Landlords have been left disappointed after House of Fraser's CVA was passed today, with some even considering legal action.
Creditors threw a lifeline to the department store chain by approving rescue plans that will result in half of the retailer's sites being closed.
Possible legal challenge
Two advisers to a group of the affected landlords said that the result was "disappointing".
Mark Fry of law firm Begbies Traynor and Charlotte Coates of JLL said that landlords' voting power reduced by 75 per cent, meaning "the odds were always stacked against them".
"The landlords now have a 28-day window to consider whether to make a legal challenge against the process and will be looking at their options closely," they said.
The debate isn't over
Another law firm Bryan Cave Leighton Paisner, has also been linked to House of Fraser landlords.
Today Ben Jones, head of restructuring & insolvency at BCLP, said that the approval of the CVA "does not mean that the debate is over".
"Many questions remain including over the fairness of imposing compromises only on landlords and the fairness of the voting weight given to landlords, compared to other creditors, when only landlords are being compromised.
"Bryan Cave Leighton Paisner continue to advise landlords and other stakeholders on their options when they are presented with a CVA."
Defence against the dark arts
The British Property Federation criticised House of Fraser when news of the CVA first emerged, saying that the retailer had not followed usual practice of discussing the plans with landlords.
Melanie Leech, chief executive of the BPF, said that the House of Fraser meeting showed the "dark arts" of how CVA votes are put together.
"Ultimately, confidence is at an all-time low in the process and that needs to remedied as there will be more CVAs," she said.
A threat to the legal system
Revo, an organisation which represents occupiers, landlords, councils and advisers in the retail property sector, has previously called on politicians to take action on the CVA process.
The organisation's president Mark Williams said: “This apparent ease with which some retailers are exiting leases entered into in good faith not only deters companies from investing in our town centres, it fundamentally undermines the UK legal system where contract is sacrosanct."
Time for change
Dan Simms, co-head of retail at Colliers told City A.M. that today could mark a "gear-change" in the perception of the CVA process.

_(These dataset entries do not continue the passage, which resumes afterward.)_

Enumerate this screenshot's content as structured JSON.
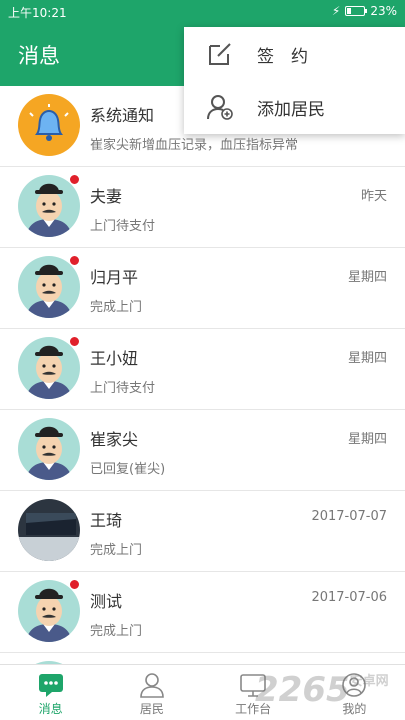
{
  "status_bar": {
    "time": "上午10:21",
    "battery": "23%",
    "battery_level": 0.23
  },
  "header": {
    "title": "消息"
  },
  "menu": {
    "items": [
      {
        "label": "签　约",
        "icon": "sign-edit-icon"
      },
      {
        "label": "添加居民",
        "icon": "add-resident-icon"
      }
    ]
  },
  "messages": [
    {
      "name": "系统通知",
      "preview": "崔家尖新增血压记录，血压指标异常",
      "time": "",
      "avatar": "bell-icon",
      "unread": false
    },
    {
      "name": "夫妻",
      "preview": "上门待支付",
      "time": "昨天",
      "avatar": "man-avatar",
      "unread": true
    },
    {
      "name": "归月平",
      "preview": "完成上门",
      "time": "星期四",
      "avatar": "man-avatar",
      "unread": true
    },
    {
      "name": "王小妞",
      "preview": "上门待支付",
      "time": "星期四",
      "avatar": "man-avatar",
      "unread": true
    },
    {
      "name": "崔家尖",
      "preview": "已回复(崔尖)",
      "time": "星期四",
      "avatar": "man-avatar",
      "unread": false
    },
    {
      "name": "王琦",
      "preview": "完成上门",
      "time": "2017-07-07",
      "avatar": "photo-avatar",
      "unread": false
    },
    {
      "name": "测试",
      "preview": "完成上门",
      "time": "2017-07-06",
      "avatar": "man-avatar",
      "unread": true
    }
  ],
  "tabs": [
    {
      "label": "消息",
      "icon": "message-icon",
      "active": true
    },
    {
      "label": "居民",
      "icon": "person-icon",
      "active": false
    },
    {
      "label": "工作台",
      "icon": "monitor-icon",
      "active": false
    },
    {
      "label": "我的",
      "icon": "user-icon",
      "active": false
    }
  ],
  "watermark": {
    "text": "2265",
    "suffix": "安卓网"
  },
  "colors": {
    "brand": "#1ea56a",
    "unread": "#e0202b",
    "bell_bg": "#f5a623"
  }
}
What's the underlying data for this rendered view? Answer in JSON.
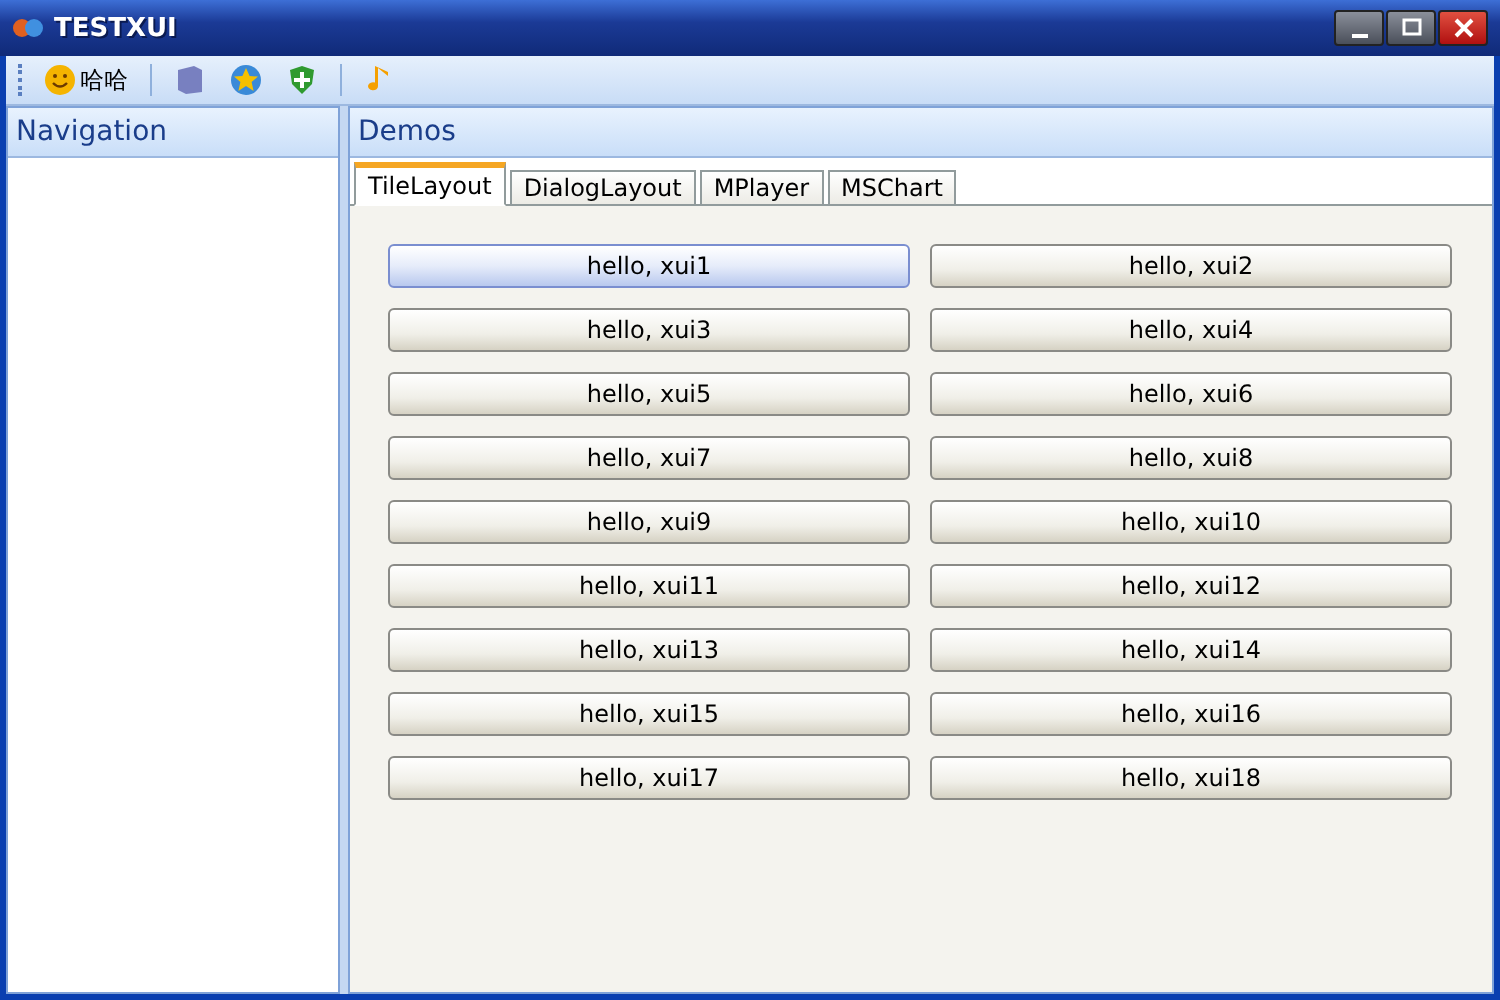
{
  "window": {
    "title": "TESTXUI"
  },
  "toolbar": [
    {
      "kind": "button",
      "label": "哈哈"
    },
    {
      "kind": "separator"
    },
    {
      "kind": "button"
    },
    {
      "kind": "button"
    },
    {
      "kind": "button"
    },
    {
      "kind": "separator"
    },
    {
      "kind": "button"
    }
  ],
  "navigation": {
    "title": "Navigation"
  },
  "demos": {
    "title": "Demos"
  },
  "tabs": [
    {
      "label": "TileLayout",
      "selected": true
    },
    {
      "label": "DialogLayout",
      "selected": false
    },
    {
      "label": "MPlayer",
      "selected": false
    },
    {
      "label": "MSChart",
      "selected": false
    }
  ],
  "buttons": [
    {
      "label": "hello, xui1",
      "focused": true
    },
    {
      "label": "hello, xui2",
      "focused": false
    },
    {
      "label": "hello, xui3",
      "focused": false
    },
    {
      "label": "hello, xui4",
      "focused": false
    },
    {
      "label": "hello, xui5",
      "focused": false
    },
    {
      "label": "hello, xui6",
      "focused": false
    },
    {
      "label": "hello, xui7",
      "focused": false
    },
    {
      "label": "hello, xui8",
      "focused": false
    },
    {
      "label": "hello, xui9",
      "focused": false
    },
    {
      "label": "hello, xui10",
      "focused": false
    },
    {
      "label": "hello, xui11",
      "focused": false
    },
    {
      "label": "hello, xui12",
      "focused": false
    },
    {
      "label": "hello, xui13",
      "focused": false
    },
    {
      "label": "hello, xui14",
      "focused": false
    },
    {
      "label": "hello, xui15",
      "focused": false
    },
    {
      "label": "hello, xui16",
      "focused": false
    },
    {
      "label": "hello, xui17",
      "focused": false
    },
    {
      "label": "hello, xui18",
      "focused": false
    }
  ]
}
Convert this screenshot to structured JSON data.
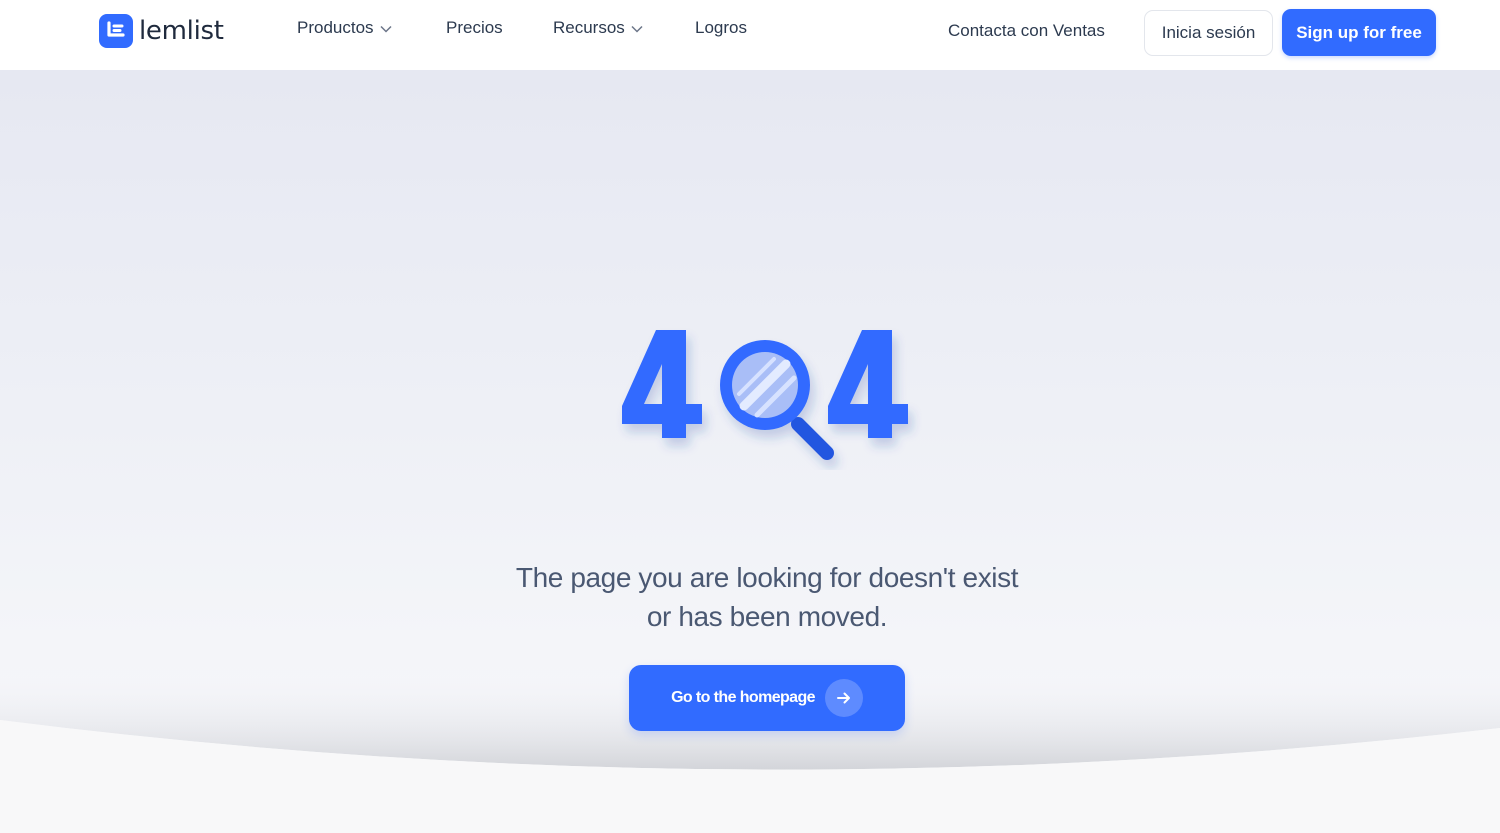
{
  "brand": {
    "name": "lemlist",
    "accent": "#316bff"
  },
  "nav": {
    "items": [
      {
        "label": "Productos",
        "has_dropdown": true
      },
      {
        "label": "Precios",
        "has_dropdown": false
      },
      {
        "label": "Recursos",
        "has_dropdown": true
      },
      {
        "label": "Logros",
        "has_dropdown": false
      }
    ],
    "contact_label": "Contacta con Ventas",
    "login_label": "Inicia sesión",
    "signup_label": "Sign up for free"
  },
  "error": {
    "code": "404",
    "message_line1": "The page you are looking for doesn't exist",
    "message_line2": "or has been moved.",
    "cta_label": "Go to the homepage",
    "cta_icon": "arrow-right-icon"
  }
}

"Because there's a whole perception that they've being used and abused, as well as a few genuine cases, it's really muddying the waters."